Action item: The whole listing below should be output again, word for word.

The data:
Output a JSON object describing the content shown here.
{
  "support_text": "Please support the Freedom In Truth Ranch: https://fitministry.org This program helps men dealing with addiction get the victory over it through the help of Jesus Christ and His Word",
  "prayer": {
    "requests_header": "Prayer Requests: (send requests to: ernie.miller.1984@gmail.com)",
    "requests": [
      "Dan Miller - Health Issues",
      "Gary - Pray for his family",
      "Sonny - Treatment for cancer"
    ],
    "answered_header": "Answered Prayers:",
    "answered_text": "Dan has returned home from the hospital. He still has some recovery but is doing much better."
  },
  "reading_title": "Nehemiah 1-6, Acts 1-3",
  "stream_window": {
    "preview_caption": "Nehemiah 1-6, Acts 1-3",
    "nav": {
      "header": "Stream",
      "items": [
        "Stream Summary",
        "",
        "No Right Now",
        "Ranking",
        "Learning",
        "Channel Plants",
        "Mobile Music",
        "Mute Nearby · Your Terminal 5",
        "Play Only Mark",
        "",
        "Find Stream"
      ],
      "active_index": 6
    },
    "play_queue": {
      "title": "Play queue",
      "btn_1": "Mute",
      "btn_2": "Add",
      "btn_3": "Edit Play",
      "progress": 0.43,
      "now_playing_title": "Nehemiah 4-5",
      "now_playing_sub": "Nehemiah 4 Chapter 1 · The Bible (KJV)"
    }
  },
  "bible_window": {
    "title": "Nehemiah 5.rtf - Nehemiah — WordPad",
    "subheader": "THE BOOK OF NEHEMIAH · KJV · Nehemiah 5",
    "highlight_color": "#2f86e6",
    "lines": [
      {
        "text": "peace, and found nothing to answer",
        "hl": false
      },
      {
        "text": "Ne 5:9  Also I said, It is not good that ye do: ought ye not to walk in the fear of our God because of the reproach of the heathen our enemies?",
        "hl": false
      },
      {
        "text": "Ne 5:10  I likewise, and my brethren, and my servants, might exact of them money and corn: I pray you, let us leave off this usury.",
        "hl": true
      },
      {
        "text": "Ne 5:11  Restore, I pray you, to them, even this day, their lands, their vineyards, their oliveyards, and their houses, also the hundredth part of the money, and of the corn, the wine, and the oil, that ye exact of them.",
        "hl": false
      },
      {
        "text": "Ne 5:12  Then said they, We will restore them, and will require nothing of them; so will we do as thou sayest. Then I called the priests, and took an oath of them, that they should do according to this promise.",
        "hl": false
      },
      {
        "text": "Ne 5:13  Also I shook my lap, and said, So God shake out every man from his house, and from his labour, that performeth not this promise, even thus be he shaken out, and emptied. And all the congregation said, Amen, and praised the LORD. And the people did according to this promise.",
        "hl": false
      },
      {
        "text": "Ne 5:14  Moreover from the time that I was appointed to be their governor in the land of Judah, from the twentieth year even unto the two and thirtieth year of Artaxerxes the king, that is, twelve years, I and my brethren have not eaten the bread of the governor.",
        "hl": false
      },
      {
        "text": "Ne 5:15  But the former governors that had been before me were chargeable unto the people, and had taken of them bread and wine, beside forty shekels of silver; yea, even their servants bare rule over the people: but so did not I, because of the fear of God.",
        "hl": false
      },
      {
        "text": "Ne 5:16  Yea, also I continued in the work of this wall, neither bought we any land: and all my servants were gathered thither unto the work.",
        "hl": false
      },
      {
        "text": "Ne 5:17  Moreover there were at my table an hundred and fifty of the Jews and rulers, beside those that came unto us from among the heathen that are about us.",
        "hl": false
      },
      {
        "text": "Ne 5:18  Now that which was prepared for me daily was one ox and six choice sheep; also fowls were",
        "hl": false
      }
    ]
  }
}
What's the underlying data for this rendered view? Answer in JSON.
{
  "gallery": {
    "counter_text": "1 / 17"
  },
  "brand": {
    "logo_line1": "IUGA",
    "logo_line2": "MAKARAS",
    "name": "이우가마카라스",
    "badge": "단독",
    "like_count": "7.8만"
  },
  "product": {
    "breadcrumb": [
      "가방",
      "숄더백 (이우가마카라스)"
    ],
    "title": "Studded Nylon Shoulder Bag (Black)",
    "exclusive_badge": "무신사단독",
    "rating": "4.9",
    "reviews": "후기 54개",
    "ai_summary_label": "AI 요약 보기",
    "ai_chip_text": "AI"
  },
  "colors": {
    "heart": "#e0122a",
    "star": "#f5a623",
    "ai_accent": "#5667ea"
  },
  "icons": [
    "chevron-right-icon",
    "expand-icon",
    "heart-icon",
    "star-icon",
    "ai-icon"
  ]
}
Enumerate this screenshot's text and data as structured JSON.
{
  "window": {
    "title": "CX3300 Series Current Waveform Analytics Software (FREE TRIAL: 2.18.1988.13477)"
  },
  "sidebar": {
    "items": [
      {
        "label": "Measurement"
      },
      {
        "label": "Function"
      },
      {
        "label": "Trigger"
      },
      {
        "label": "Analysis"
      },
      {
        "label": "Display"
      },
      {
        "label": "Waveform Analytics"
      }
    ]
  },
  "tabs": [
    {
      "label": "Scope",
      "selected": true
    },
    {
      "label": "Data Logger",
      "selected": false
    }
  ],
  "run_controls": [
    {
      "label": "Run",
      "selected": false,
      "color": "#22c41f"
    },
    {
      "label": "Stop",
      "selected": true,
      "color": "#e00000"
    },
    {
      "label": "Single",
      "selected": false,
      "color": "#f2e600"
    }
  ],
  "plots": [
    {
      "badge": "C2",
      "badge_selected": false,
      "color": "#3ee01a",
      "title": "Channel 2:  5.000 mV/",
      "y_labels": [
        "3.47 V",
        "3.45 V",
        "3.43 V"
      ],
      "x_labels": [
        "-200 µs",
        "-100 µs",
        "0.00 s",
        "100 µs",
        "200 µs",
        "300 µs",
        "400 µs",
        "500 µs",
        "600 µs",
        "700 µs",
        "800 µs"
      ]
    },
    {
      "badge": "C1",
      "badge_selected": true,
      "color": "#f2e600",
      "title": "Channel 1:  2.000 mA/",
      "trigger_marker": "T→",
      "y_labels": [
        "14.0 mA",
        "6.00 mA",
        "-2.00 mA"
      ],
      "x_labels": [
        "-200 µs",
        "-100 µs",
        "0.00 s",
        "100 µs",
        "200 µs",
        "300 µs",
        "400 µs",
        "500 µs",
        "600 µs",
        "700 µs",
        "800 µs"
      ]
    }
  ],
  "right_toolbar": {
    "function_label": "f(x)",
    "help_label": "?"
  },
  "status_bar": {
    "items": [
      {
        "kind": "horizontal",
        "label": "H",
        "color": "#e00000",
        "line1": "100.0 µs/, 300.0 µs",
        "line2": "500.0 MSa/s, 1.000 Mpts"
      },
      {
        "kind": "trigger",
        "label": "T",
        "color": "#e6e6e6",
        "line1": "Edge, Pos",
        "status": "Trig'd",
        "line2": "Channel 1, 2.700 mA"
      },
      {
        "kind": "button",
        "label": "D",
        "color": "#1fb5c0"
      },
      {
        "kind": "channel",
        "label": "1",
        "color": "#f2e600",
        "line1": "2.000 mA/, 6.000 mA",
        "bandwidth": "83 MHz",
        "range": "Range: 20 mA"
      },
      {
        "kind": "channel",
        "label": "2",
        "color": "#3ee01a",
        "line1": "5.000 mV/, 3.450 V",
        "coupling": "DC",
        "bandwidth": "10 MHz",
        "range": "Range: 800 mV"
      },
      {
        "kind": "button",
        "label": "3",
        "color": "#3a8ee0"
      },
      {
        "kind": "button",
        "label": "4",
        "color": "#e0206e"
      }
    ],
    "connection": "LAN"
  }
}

Task result:
Output a JSON object describing the content shown here.
{
  "support_text": "Please support the Freedom In Truth Ranch: https://fitministry.org This program helps men dealing with addiction get the victory over it through the help of Jesus Christ and His Word",
  "prayer": {
    "requests_header": "Prayer Requests: (send requests to: ernie.miller.1984@gmail.com)",
    "requests": [
      "Dan Miller - Health Issues",
      "Gary - Pray for his family",
      "Sonny - Treatment for cancer"
    ],
    "answered_header": "Answered Prayers:",
    "answered_text": "Dan has returned home from the hospital. He still has some recovery but is doing much better."
  },
  "reading_title": "Nehemiah 1-6, Acts 1-3",
  "stream_window": {
    "preview_caption": "Nehemiah 1-6, Acts 1-3",
    "nav": {
      "header": "Stream",
      "items": [
        "Stream Summary",
        "",
        "No Right Now",
        "Ranking",
        "Learning",
        "Channel Plants",
        "Mobile Music",
        "Mute Nearby · Your Terminal 5",
        "Play Only Mark",
        "",
        "Find Stream"
      ],
      "active_index": 6
    },
    "play_queue": {
      "title": "Play queue",
      "btn_1": "Mute",
      "btn_2": "Add",
      "btn_3": "Edit Play",
      "progress": 0.43,
      "now_playing_title": "Nehemiah 4-5",
      "now_playing_sub": "Nehemiah 4 Chapter 1 · The Bible (KJV)"
    }
  },
  "bible_window": {
    "title": "Nehemiah 5.rtf - Nehemiah — WordPad",
    "subheader": "THE BOOK OF NEHEMIAH · KJV · Nehemiah 5",
    "highlight_color": "#2f86e6",
    "lines": [
      {
        "text": "peace, and found nothing to answer",
        "hl": false
      },
      {
        "text": "Ne 5:9  Also I said, It is not good that ye do: ought ye not to walk in the fear of our God because of the reproach of the heathen our enemies?",
        "hl": false
      },
      {
        "text": "Ne 5:10  I likewise, and my brethren, and my servants, might exact of them money and corn: I pray you, let us leave off this usury.",
        "hl": true
      },
      {
        "text": "Ne 5:11  Restore, I pray you, to them, even this day, their lands, their vineyards, their oliveyards, and their houses, also the hundredth part of the money, and of the corn, the wine, and the oil, that ye exact of them.",
        "hl": false
      },
      {
        "text": "Ne 5:12  Then said they, We will restore them, and will require nothing of them; so will we do as thou sayest. Then I called the priests, and took an oath of them, that they should do according to this promise.",
        "hl": false
      },
      {
        "text": "Ne 5:13  Also I shook my lap, and said, So God shake out every man from his house, and from his labour, that performeth not this promise, even thus be he shaken out, and emptied. And all the congregation said, Amen, and praised the LORD. And the people did according to this promise.",
        "hl": false
      },
      {
        "text": "Ne 5:14  Moreover from the time that I was appointed to be their governor in the land of Judah, from the twentieth year even unto the two and thirtieth year of Artaxerxes the king, that is, twelve years, I and my brethren have not eaten the bread of the governor.",
        "hl": false
      },
      {
        "text": "Ne 5:15  But the former governors that had been before me were chargeable unto the people, and had taken of them bread and wine, beside forty shekels of silver; yea, even their servants bare rule over the people: but so did not I, because of the fear of God.",
        "hl": false
      },
      {
        "text": "Ne 5:16  Yea, also I continued in the work of this wall, neither bought we any land: and all my servants were gathered thither unto the work.",
        "hl": false
      },
      {
        "text": "Ne 5:17  Moreover there were at my table an hundred and fifty of the Jews and rulers, beside those that came unto us from among the heathen that are about us.",
        "hl": false
      },
      {
        "text": "Ne 5:18  Now that which was prepared for me daily was one ox and six choice sheep; also fowls were",
        "hl": false
      }
    ]
  }
}
What's the underlying data for this rendered view? Answer in JSON.
{
  "gallery": {
    "counter_text": "1 / 17"
  },
  "brand": {
    "logo_line1": "IUGA",
    "logo_line2": "MAKARAS",
    "name": "이우가마카라스",
    "badge": "단독",
    "like_count": "7.8만"
  },
  "product": {
    "breadcrumb": [
      "가방",
      "숄더백 (이우가마카라스)"
    ],
    "title": "Studded Nylon Shoulder Bag (Black)",
    "exclusive_badge": "무신사단독",
    "rating": "4.9",
    "reviews": "후기 54개",
    "ai_summary_label": "AI 요약 보기",
    "ai_chip_text": "AI"
  },
  "colors": {
    "heart": "#e0122a",
    "star": "#f5a623",
    "ai_accent": "#5667ea"
  },
  "icons": [
    "chevron-right-icon",
    "expand-icon",
    "heart-icon",
    "star-icon",
    "ai-icon"
  ]
}
Enumerate this screenshot's text and data as structured JSON.
{
  "window": {
    "title": "CX3300 Series Current Waveform Analytics Software (FREE TRIAL: 2.18.1988.13477)"
  },
  "sidebar": {
    "items": [
      {
        "label": "Measurement"
      },
      {
        "label": "Function"
      },
      {
        "label": "Trigger"
      },
      {
        "label": "Analysis"
      },
      {
        "label": "Display"
      },
      {
        "label": "Waveform Analytics"
      }
    ]
  },
  "tabs": [
    {
      "label": "Scope",
      "selected": true
    },
    {
      "label": "Data Logger",
      "selected": false
    }
  ],
  "run_controls": [
    {
      "label": "Run",
      "selected": false,
      "color": "#22c41f"
    },
    {
      "label": "Stop",
      "selected": true,
      "color": "#e00000"
    },
    {
      "label": "Single",
      "selected": false,
      "color": "#f2e600"
    }
  ],
  "plots": [
    {
      "badge": "C2",
      "badge_selected": false,
      "color": "#3ee01a",
      "title": "Channel 2:  5.000 mV/",
      "y_labels": [
        "3.47 V",
        "3.45 V",
        "3.43 V"
      ],
      "x_labels": [
        "-200 µs",
        "-100 µs",
        "0.00 s",
        "100 µs",
        "200 µs",
        "300 µs",
        "400 µs",
        "500 µs",
        "600 µs",
        "700 µs",
        "800 µs"
      ]
    },
    {
      "badge": "C1",
      "badge_selected": true,
      "color": "#f2e600",
      "title": "Channel 1:  2.000 mA/",
      "trigger_marker": "T→",
      "y_labels": [
        "14.0 mA",
        "6.00 mA",
        "-2.00 mA"
      ],
      "x_labels": [
        "-200 µs",
        "-100 µs",
        "0.00 s",
        "100 µs",
        "200 µs",
        "300 µs",
        "400 µs",
        "500 µs",
        "600 µs",
        "700 µs",
        "800 µs"
      ]
    }
  ],
  "right_toolbar": {
    "function_label": "f(x)",
    "help_label": "?"
  },
  "status_bar": {
    "items": [
      {
        "kind": "horizontal",
        "label": "H",
        "color": "#e00000",
        "line1": "100.0 µs/, 300.0 µs",
        "line2": "500.0 MSa/s, 1.000 Mpts"
      },
      {
        "kind": "trigger",
        "label": "T",
        "color": "#e6e6e6",
        "line1": "Edge, Pos",
        "status": "Trig'd",
        "line2": "Channel 1, 2.700 mA"
      },
      {
        "kind": "button",
        "label": "D",
        "color": "#1fb5c0"
      },
      {
        "kind": "channel",
        "label": "1",
        "color": "#f2e600",
        "line1": "2.000 mA/, 6.000 mA",
        "bandwidth": "83 MHz",
        "range": "Range: 20 mA"
      },
      {
        "kind": "channel",
        "label": "2",
        "color": "#3ee01a",
        "line1": "5.000 mV/, 3.450 V",
        "coupling": "DC",
        "bandwidth": "10 MHz",
        "range": "Range: 800 mV"
      },
      {
        "kind": "button",
        "label": "3",
        "color": "#3a8ee0"
      },
      {
        "kind": "button",
        "label": "4",
        "color": "#e0206e"
      }
    ],
    "connection": "LAN"
  }
}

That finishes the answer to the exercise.